§ **EXERCISE**:
Without the images, write out all of the following entries exactly.
____ DATA IN THIS EXERCISE
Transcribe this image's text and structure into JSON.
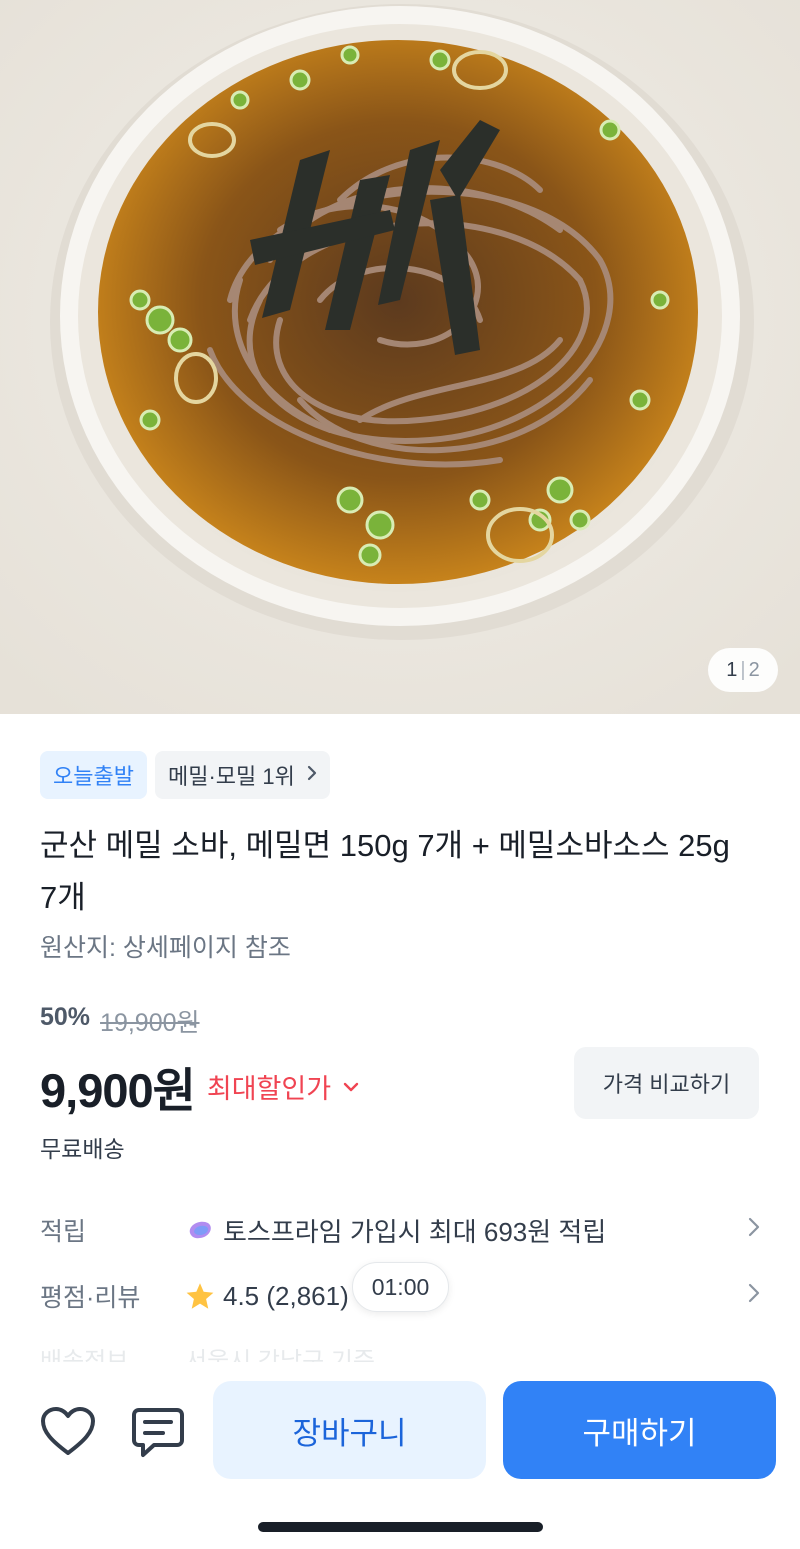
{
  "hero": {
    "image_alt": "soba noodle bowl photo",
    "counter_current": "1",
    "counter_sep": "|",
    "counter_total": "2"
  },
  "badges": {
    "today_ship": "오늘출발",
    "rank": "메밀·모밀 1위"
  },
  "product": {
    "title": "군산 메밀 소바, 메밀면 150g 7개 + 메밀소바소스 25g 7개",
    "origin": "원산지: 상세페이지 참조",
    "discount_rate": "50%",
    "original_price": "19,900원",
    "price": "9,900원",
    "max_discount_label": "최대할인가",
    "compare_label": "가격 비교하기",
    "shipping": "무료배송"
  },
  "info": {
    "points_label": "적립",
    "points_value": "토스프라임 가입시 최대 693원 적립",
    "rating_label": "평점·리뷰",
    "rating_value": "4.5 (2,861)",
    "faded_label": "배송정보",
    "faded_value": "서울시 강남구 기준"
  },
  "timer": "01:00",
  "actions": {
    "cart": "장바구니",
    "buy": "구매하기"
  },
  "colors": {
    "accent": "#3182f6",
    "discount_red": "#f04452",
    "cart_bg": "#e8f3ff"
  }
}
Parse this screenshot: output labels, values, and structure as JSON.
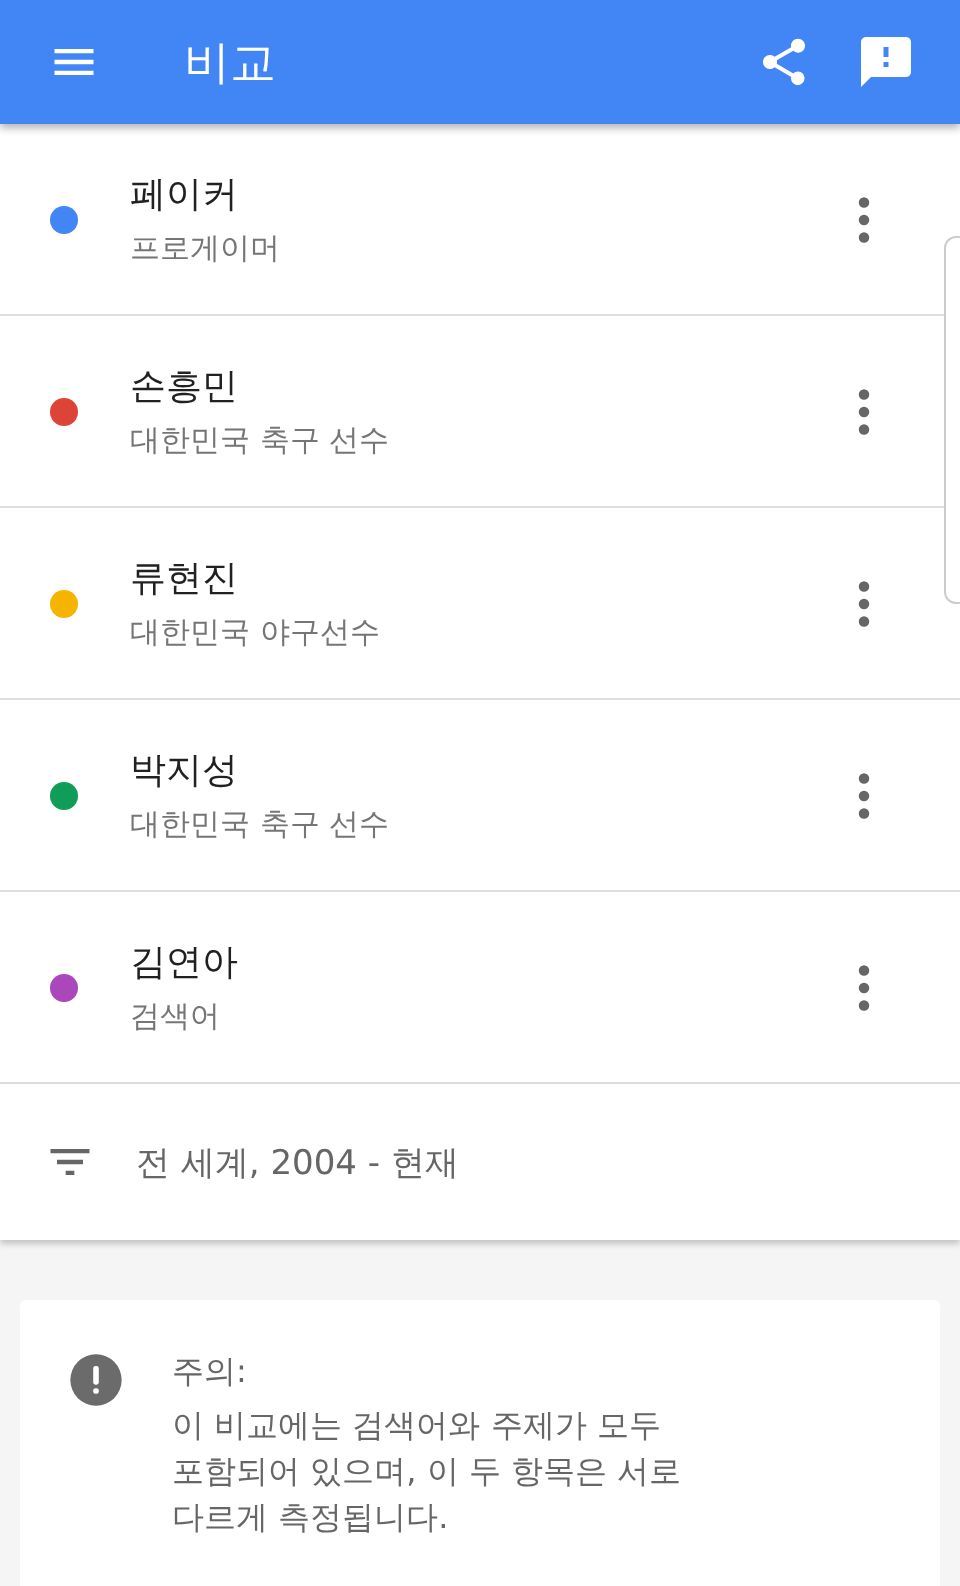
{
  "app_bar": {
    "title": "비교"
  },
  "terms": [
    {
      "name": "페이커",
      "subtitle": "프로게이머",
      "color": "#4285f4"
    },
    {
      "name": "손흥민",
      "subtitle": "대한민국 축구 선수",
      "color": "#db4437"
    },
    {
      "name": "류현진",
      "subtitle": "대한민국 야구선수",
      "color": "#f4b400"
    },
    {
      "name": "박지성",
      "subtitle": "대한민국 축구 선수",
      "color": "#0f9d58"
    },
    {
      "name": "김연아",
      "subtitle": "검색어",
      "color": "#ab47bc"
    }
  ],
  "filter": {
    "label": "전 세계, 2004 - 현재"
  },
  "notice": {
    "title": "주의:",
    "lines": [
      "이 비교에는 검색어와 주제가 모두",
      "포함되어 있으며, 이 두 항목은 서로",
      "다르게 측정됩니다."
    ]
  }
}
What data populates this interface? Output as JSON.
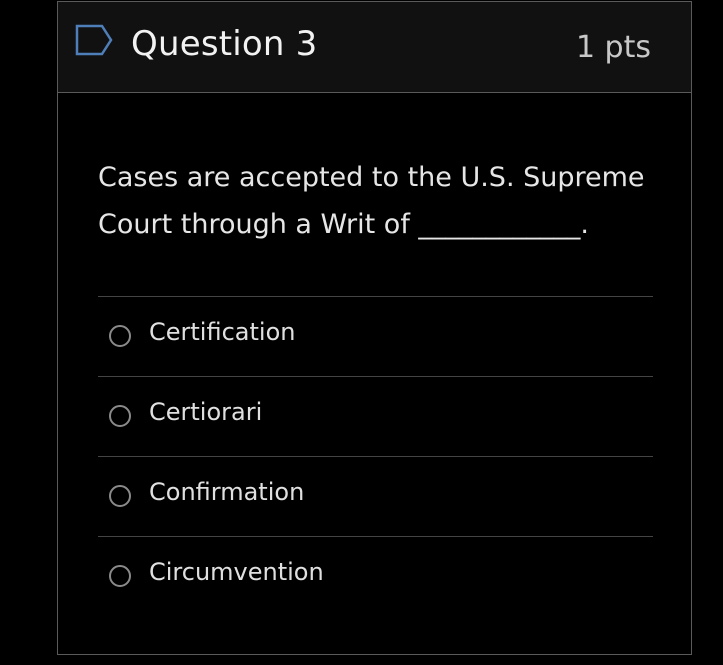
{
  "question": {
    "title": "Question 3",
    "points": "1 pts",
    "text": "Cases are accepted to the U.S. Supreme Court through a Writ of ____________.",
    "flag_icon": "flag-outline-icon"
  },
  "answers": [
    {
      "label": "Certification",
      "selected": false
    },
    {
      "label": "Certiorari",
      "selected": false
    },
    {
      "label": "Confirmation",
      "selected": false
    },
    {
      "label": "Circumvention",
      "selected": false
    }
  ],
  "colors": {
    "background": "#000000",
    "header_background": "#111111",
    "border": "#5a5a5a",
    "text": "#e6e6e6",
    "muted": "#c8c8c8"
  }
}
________
§ **ANSWER TO THIS PROBLEM**:
Transcribe this image's text and structure into JSON.
{
  "hero": {
    "image_alt": "soba noodle bowl photo",
    "counter_current": "1",
    "counter_sep": "|",
    "counter_total": "2"
  },
  "badges": {
    "today_ship": "오늘출발",
    "rank": "메밀·모밀 1위"
  },
  "product": {
    "title": "군산 메밀 소바, 메밀면 150g 7개 + 메밀소바소스 25g 7개",
    "origin": "원산지: 상세페이지 참조",
    "discount_rate": "50%",
    "original_price": "19,900원",
    "price": "9,900원",
    "max_discount_label": "최대할인가",
    "compare_label": "가격 비교하기",
    "shipping": "무료배송"
  },
  "info": {
    "points_label": "적립",
    "points_value": "토스프라임 가입시 최대 693원 적립",
    "rating_label": "평점·리뷰",
    "rating_value": "4.5 (2,861)",
    "faded_label": "배송정보",
    "faded_value": "서울시 강남구 기준"
  },
  "timer": "01:00",
  "actions": {
    "cart": "장바구니",
    "buy": "구매하기"
  },
  "colors": {
    "accent": "#3182f6",
    "discount_red": "#f04452",
    "cart_bg": "#e8f3ff"
  }
}
Parse this screenshot: output labels, values, and structure as JSON.
{
  "app_bar": {
    "title": "비교"
  },
  "terms": [
    {
      "name": "페이커",
      "subtitle": "프로게이머",
      "color": "#4285f4"
    },
    {
      "name": "손흥민",
      "subtitle": "대한민국 축구 선수",
      "color": "#db4437"
    },
    {
      "name": "류현진",
      "subtitle": "대한민국 야구선수",
      "color": "#f4b400"
    },
    {
      "name": "박지성",
      "subtitle": "대한민국 축구 선수",
      "color": "#0f9d58"
    },
    {
      "name": "김연아",
      "subtitle": "검색어",
      "color": "#ab47bc"
    }
  ],
  "filter": {
    "label": "전 세계, 2004 - 현재"
  },
  "notice": {
    "title": "주의:",
    "lines": [
      "이 비교에는 검색어와 주제가 모두",
      "포함되어 있으며, 이 두 항목은 서로",
      "다르게 측정됩니다."
    ]
  }
}
What data populates this interface? Output as JSON.
{
  "question": {
    "title": "Question 3",
    "points": "1 pts",
    "text": "Cases are accepted to the U.S. Supreme Court through a Writ of ____________.",
    "flag_icon": "flag-outline-icon"
  },
  "answers": [
    {
      "label": "Certification",
      "selected": false
    },
    {
      "label": "Certiorari",
      "selected": false
    },
    {
      "label": "Confirmation",
      "selected": false
    },
    {
      "label": "Circumvention",
      "selected": false
    }
  ],
  "colors": {
    "background": "#000000",
    "header_background": "#111111",
    "border": "#5a5a5a",
    "text": "#e6e6e6",
    "muted": "#c8c8c8"
  }
}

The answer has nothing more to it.